Work request >>
Every record that follows must be duplicated exactly, with images left out.

Website and app data records:
··········

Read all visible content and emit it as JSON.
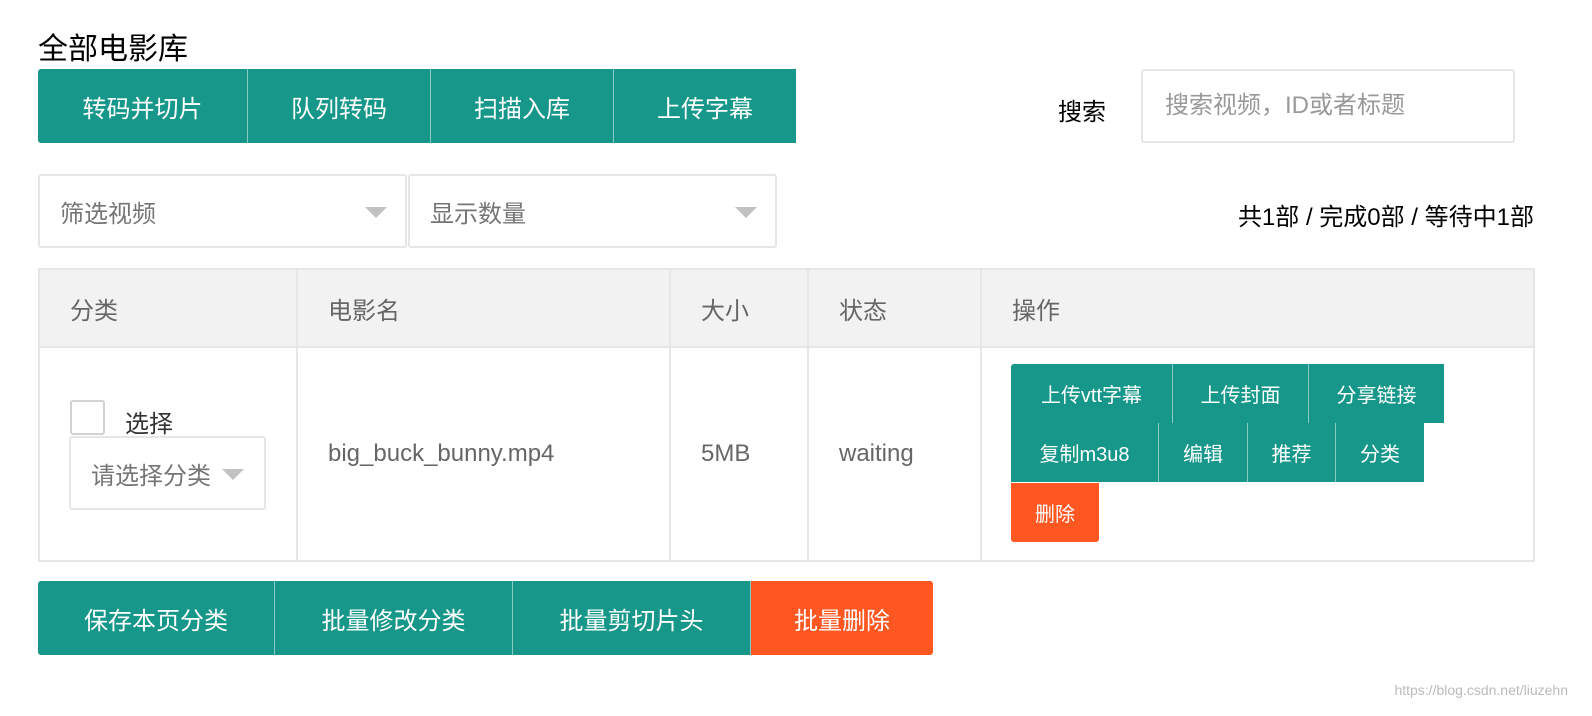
{
  "title": "全部电影库",
  "toolbar": {
    "buttons": [
      "转码并切片",
      "队列转码",
      "扫描入库",
      "上传字幕"
    ]
  },
  "search": {
    "label": "搜索",
    "placeholder": "搜索视频，ID或者标题",
    "value": ""
  },
  "filters": {
    "filter_video": "筛选视频",
    "display_count": "显示数量"
  },
  "stats": "共1部 / 完成0部 / 等待中1部",
  "table": {
    "headers": [
      "分类",
      "电影名",
      "大小",
      "状态",
      "操作"
    ],
    "rows": [
      {
        "select_label": "选择",
        "category_placeholder": "请选择分类",
        "name": "big_buck_bunny.mp4",
        "size": "5MB",
        "status": "waiting",
        "actions": [
          "上传vtt字幕",
          "上传封面",
          "分享链接",
          "复制m3u8",
          "编辑",
          "推荐",
          "分类",
          "删除"
        ]
      }
    ]
  },
  "bottom": {
    "buttons": [
      "保存本页分类",
      "批量修改分类",
      "批量剪切片头",
      "批量删除"
    ]
  },
  "watermark": "https://blog.csdn.net/liuzehn",
  "colors": {
    "primary": "#16978a",
    "danger": "#ff5722"
  }
}
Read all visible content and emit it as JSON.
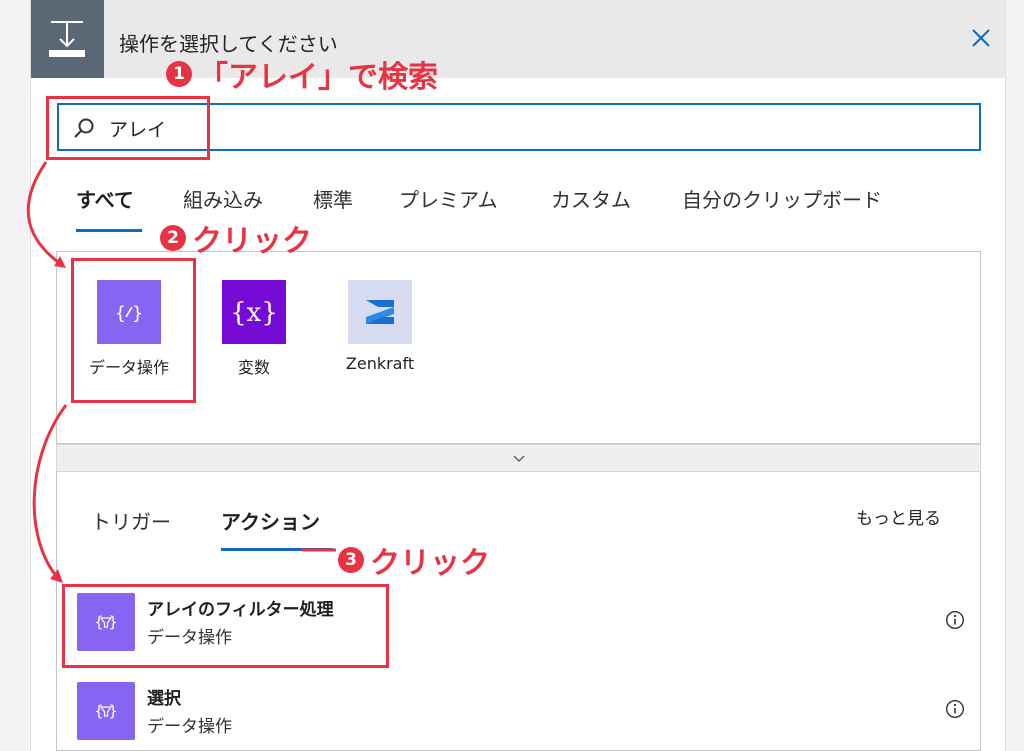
{
  "header": {
    "title": "操作を選択してください",
    "close_icon": "close-icon",
    "app_icon": "action-step-icon"
  },
  "search": {
    "value": "アレイ",
    "icon": "search-icon"
  },
  "category_tabs": [
    "すべて",
    "組み込み",
    "標準",
    "プレミアム",
    "カスタム",
    "自分のクリップボード"
  ],
  "active_category": "すべて",
  "connectors": [
    {
      "label": "データ操作",
      "icon": "data-operation-icon",
      "color": "#8764f2"
    },
    {
      "label": "変数",
      "icon": "variable-icon",
      "color": "#770bd6"
    },
    {
      "label": "Zenkraft",
      "icon": "zenkraft-logo",
      "color": "#d8dcf2"
    }
  ],
  "expand_icon": "chevron-down-icon",
  "sub_tabs": [
    "トリガー",
    "アクション"
  ],
  "active_sub_tab": "アクション",
  "more_link": "もっと見る",
  "actions": [
    {
      "name": "アレイのフィルター処理",
      "connector": "データ操作",
      "icon": "filter-array-icon"
    },
    {
      "name": "選択",
      "connector": "データ操作",
      "icon": "select-icon"
    }
  ],
  "annotations": {
    "step1": {
      "num": "1",
      "text": "「アレイ」で検索"
    },
    "step2": {
      "num": "2",
      "text": "クリック"
    },
    "step3": {
      "num": "3",
      "text": "クリック"
    },
    "color": "#e83345"
  }
}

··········

Your response >>
Read all visible content and emit it as JSON.
{
  "title": "全部电影库",
  "toolbar": {
    "buttons": [
      "转码并切片",
      "队列转码",
      "扫描入库",
      "上传字幕"
    ]
  },
  "search": {
    "label": "搜索",
    "placeholder": "搜索视频，ID或者标题",
    "value": ""
  },
  "filters": {
    "filter_video": "筛选视频",
    "display_count": "显示数量"
  },
  "stats": "共1部 / 完成0部 / 等待中1部",
  "table": {
    "headers": [
      "分类",
      "电影名",
      "大小",
      "状态",
      "操作"
    ],
    "rows": [
      {
        "select_label": "选择",
        "category_placeholder": "请选择分类",
        "name": "big_buck_bunny.mp4",
        "size": "5MB",
        "status": "waiting",
        "actions": [
          "上传vtt字幕",
          "上传封面",
          "分享链接",
          "复制m3u8",
          "编辑",
          "推荐",
          "分类",
          "删除"
        ]
      }
    ]
  },
  "bottom": {
    "buttons": [
      "保存本页分类",
      "批量修改分类",
      "批量剪切片头",
      "批量删除"
    ]
  },
  "watermark": "https://blog.csdn.net/liuzehn",
  "colors": {
    "primary": "#16978a",
    "danger": "#ff5722"
  }
}
Read all visible content and emit it as JSON.
{
  "header": {
    "title": "操作を選択してください",
    "close_icon": "close-icon",
    "app_icon": "action-step-icon"
  },
  "search": {
    "value": "アレイ",
    "icon": "search-icon"
  },
  "category_tabs": [
    "すべて",
    "組み込み",
    "標準",
    "プレミアム",
    "カスタム",
    "自分のクリップボード"
  ],
  "active_category": "すべて",
  "connectors": [
    {
      "label": "データ操作",
      "icon": "data-operation-icon",
      "color": "#8764f2"
    },
    {
      "label": "変数",
      "icon": "variable-icon",
      "color": "#770bd6"
    },
    {
      "label": "Zenkraft",
      "icon": "zenkraft-logo",
      "color": "#d8dcf2"
    }
  ],
  "expand_icon": "chevron-down-icon",
  "sub_tabs": [
    "トリガー",
    "アクション"
  ],
  "active_sub_tab": "アクション",
  "more_link": "もっと見る",
  "actions": [
    {
      "name": "アレイのフィルター処理",
      "connector": "データ操作",
      "icon": "filter-array-icon"
    },
    {
      "name": "選択",
      "connector": "データ操作",
      "icon": "select-icon"
    }
  ],
  "annotations": {
    "step1": {
      "num": "1",
      "text": "「アレイ」で検索"
    },
    "step2": {
      "num": "2",
      "text": "クリック"
    },
    "step3": {
      "num": "3",
      "text": "クリック"
    },
    "color": "#e83345"
  }
}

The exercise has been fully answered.